»»

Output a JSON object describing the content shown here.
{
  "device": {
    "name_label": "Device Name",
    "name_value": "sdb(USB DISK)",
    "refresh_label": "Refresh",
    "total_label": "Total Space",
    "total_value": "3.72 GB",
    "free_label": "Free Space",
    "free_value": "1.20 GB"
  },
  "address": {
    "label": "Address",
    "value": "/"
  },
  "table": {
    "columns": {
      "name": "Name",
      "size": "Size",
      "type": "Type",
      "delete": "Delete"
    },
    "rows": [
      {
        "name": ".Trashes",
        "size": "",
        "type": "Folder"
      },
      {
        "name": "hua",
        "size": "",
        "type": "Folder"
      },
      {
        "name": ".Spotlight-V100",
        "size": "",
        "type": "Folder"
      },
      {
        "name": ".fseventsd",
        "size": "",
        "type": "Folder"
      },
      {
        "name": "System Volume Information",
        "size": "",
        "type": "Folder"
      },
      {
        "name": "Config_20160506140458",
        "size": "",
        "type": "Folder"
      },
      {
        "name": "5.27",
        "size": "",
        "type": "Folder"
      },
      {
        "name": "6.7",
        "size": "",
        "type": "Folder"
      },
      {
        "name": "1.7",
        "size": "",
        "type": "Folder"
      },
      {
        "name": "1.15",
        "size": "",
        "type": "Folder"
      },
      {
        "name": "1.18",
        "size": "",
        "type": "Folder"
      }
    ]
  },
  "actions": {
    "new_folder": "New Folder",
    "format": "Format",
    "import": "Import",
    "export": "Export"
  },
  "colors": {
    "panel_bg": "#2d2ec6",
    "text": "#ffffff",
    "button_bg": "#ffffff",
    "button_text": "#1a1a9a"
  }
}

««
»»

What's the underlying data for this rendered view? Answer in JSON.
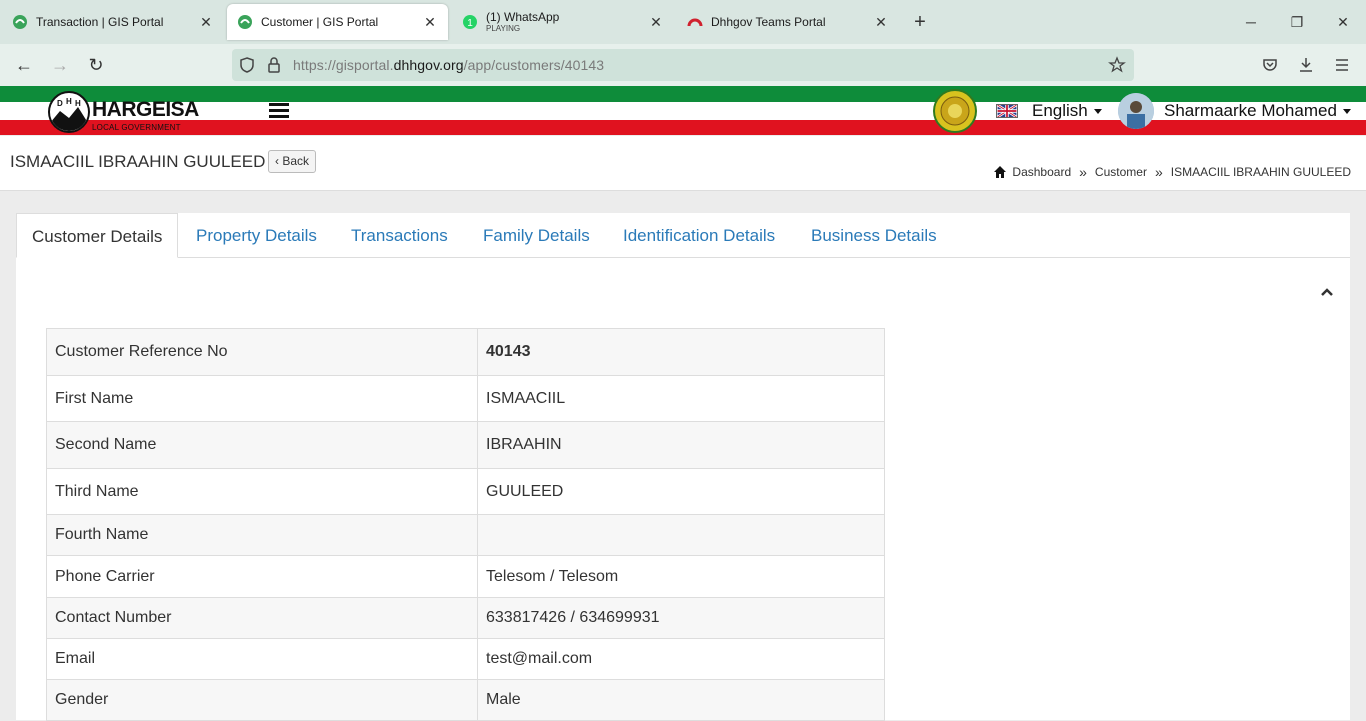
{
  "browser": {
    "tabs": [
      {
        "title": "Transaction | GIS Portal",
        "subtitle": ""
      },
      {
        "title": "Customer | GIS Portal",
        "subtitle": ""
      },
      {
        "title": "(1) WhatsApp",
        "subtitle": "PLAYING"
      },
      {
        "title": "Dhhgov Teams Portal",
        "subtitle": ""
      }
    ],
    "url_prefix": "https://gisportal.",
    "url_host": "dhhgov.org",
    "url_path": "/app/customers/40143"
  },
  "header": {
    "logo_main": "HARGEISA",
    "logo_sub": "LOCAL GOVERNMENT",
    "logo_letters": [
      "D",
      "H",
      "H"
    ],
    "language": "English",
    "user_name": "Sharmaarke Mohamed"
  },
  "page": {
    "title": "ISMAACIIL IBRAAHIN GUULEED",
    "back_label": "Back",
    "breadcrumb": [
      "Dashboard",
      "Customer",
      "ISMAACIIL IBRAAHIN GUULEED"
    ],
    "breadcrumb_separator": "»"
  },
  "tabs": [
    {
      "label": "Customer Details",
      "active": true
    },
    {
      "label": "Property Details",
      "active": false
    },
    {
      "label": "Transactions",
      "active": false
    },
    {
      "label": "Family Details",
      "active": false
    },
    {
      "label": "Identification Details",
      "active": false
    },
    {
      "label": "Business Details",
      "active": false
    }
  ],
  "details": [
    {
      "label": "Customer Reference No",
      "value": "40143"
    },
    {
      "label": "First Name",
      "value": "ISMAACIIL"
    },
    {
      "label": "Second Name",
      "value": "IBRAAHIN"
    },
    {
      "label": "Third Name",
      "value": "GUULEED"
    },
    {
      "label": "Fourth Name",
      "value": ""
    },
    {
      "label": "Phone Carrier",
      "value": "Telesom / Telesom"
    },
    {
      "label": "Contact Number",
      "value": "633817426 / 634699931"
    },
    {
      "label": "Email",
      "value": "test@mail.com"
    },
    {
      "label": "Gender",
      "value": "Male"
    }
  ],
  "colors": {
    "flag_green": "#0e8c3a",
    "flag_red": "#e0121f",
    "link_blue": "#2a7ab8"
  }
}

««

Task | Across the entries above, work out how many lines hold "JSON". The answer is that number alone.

Answer below | 2